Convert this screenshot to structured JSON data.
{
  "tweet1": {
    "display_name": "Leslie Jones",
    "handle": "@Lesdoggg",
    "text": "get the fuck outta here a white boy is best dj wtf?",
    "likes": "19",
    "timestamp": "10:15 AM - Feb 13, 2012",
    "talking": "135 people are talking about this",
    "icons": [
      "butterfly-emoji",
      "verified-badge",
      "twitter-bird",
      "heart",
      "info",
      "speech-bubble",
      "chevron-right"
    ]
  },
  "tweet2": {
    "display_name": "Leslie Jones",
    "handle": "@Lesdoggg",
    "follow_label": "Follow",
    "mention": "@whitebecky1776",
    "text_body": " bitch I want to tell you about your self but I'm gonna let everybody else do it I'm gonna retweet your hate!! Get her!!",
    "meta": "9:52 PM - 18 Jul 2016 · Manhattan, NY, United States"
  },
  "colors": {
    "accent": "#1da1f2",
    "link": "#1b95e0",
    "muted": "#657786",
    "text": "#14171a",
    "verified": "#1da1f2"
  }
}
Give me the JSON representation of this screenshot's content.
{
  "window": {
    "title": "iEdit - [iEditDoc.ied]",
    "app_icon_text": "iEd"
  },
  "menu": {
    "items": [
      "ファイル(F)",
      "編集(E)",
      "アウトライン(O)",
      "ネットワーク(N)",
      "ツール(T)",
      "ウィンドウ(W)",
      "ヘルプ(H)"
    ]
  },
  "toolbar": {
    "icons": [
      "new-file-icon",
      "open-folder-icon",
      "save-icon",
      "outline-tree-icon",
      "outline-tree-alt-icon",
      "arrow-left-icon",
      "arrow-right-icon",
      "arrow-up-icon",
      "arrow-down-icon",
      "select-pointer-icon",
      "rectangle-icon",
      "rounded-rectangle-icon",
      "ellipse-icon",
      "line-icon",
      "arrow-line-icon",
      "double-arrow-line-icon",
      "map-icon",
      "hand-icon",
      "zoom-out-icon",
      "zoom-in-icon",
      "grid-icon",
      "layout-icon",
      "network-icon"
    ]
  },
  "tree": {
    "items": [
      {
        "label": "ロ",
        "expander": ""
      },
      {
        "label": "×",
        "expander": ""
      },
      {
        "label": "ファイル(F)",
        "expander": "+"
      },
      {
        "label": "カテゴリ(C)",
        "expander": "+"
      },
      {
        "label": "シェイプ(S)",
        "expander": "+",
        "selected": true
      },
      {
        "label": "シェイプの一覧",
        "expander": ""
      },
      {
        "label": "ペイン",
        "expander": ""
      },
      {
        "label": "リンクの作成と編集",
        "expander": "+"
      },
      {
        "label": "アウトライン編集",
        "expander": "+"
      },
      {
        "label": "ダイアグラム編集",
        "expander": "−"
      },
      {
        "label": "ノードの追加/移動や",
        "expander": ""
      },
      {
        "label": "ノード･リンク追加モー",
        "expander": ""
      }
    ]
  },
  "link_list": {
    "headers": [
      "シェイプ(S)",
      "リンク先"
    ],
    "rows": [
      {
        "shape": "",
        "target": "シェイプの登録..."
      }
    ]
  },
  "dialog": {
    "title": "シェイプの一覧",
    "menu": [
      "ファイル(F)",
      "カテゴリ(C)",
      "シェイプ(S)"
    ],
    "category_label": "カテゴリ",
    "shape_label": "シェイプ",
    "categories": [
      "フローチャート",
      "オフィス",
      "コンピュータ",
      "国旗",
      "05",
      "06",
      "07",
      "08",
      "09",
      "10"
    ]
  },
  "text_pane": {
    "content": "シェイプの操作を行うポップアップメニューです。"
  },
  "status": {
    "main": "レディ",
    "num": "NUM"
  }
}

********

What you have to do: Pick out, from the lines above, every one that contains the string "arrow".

Output below:
      "arrow-left-icon",
      "arrow-right-icon",
      "arrow-up-icon",
      "arrow-down-icon",
      "arrow-line-icon",
      "double-arrow-line-icon",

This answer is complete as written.